A predictable turnaround
CiU obtains a governing majority in Catalonia, while the PSC hits an all-time low
The polls have overturned the Catalan political map. Convergència i Unió (CiU), after a seven-year crossing of the desert, is back in power in the regional government. The public has given its vote of confidence to this conservative Catalan nationalist bloc - 62 deputies, six short of a clear majority - and has punished the Catalan Socialist Party (PSC), which has dropped to an all-time low, at 28 seats.
This will enable CiU leader Artur Mas to govern alone, with the aid of variable parliamentary voting alliances, like those used by Prime Minister Zapatero, whose Socialist Party (PSOE) also falls a few seats short of a clear majority in the national Congress.
Mas now faces a difficult situation. The crisis will not abate in the short term, and the regional government will be forced to make unpopular cutbacks. But the recession will also put a brake on CiU's whole agenda.

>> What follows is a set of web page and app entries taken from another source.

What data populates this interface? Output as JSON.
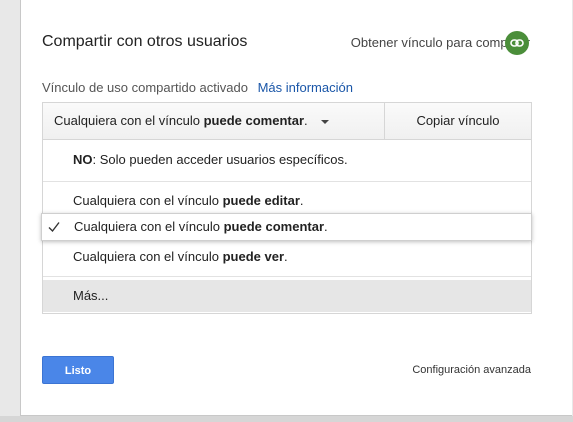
{
  "dialog": {
    "title": "Compartir con otros usuarios",
    "get_link_label": "Obtener vínculo para compartir",
    "get_link_icon": "link-icon",
    "status_text": "Vínculo de uso compartido activado",
    "more_info_label": "Más información",
    "colors": {
      "accent": "#4a86e8",
      "link": "#1a56a8",
      "link_icon_bg": "#4b8e3a"
    }
  },
  "access": {
    "trigger_prefix": "Cualquiera con el vínculo",
    "trigger_bold": "puede comentar",
    "trigger_suffix": ".",
    "copy_label": "Copiar vínculo",
    "options": [
      {
        "bold": "NO",
        "rest": ": Solo pueden acceder usuarios específicos."
      },
      {
        "prefix": "Cualquiera con el vínculo ",
        "bold": "puede editar",
        "suffix": "."
      },
      {
        "prefix": "Cualquiera con el vínculo ",
        "bold": "puede comentar",
        "suffix": ".",
        "selected": true
      },
      {
        "prefix": "Cualquiera con el vínculo ",
        "bold": "puede ver",
        "suffix": "."
      }
    ],
    "more_label": "Más..."
  },
  "footer": {
    "done_label": "Listo",
    "advanced_label": "Configuración avanzada"
  }
}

Firstly, Mas will wait until the 2012 national elections to decide between the PSOE and the Popular Party (PP). This will allow him to put off until 2013 the proposal for a Basque-type "economic concert" (a fiscal arrangement by which the Basque regional government collects its own taxes, then splits them with the national government). This star measure in the CiU platform reflects the growth of pro-independence feeling in Catalonia. For the moment, CiU is not calling for a referendum on independence, preferring gradual objectives. The Spanish Constitutional Court's ruling against key points of the Catalan statute has given a huge boost to Catalan nationalist feeling.

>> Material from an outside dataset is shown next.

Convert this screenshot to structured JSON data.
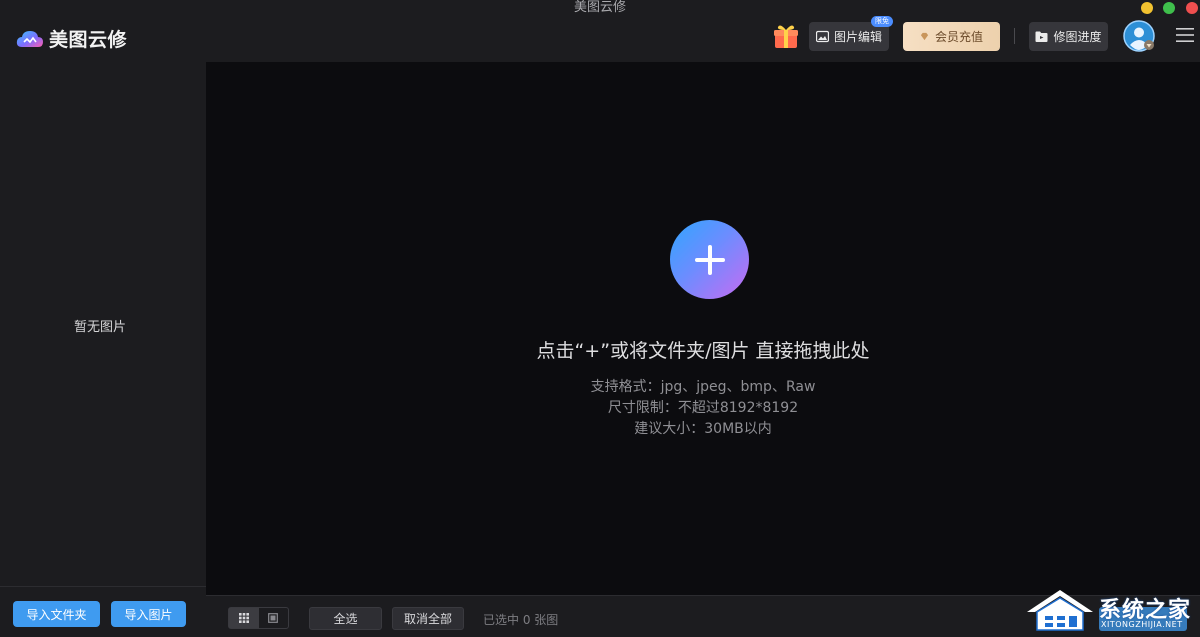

The big loser, the PSC, faces the difficult task of a future catharsis. Its leader, José Montilla, has announced that he will leave his parliamentary seat to steer an overhaul from within the party organization. It remains to be seen whether the party's most Catalan-centric sector will put up a fight, and whether the more PSOE-oriented sector will move in the same direction. According to recent polling, the PSC will also lose the mayoralty of Barcelona, after 30 years in the saddle. This would be the second serious setback in a few months. The PSC risks ceasing to be the mass party that built bridges between Catalonia and the rest of Spain.
Thanks to the crisis the PP has, with 18 deputies, obtained its best results ever in Catalan elections, fulfilling the aim set by the party's national leadership in Madrid - which, however, sees the Catalan electoral behavior as an "anomaly."
Another big loser is ERC, whose number of deputies has fallen by half. ERC's risky bid for the prompt holding of an independence referendum has not been endorsed by Catalan nationalist voters, who have mainly returned to CiU. Other ERC voters have gone to Joan Laporta's independence party, whose four deputies must share the "Mixed Group" with the three of Albert Rivera's Ciutadans party. The polls have dispelled doubts about the voter appeal of the xenophobic party Plataforma per Catalunya, which, however, came near to obtaining a seat.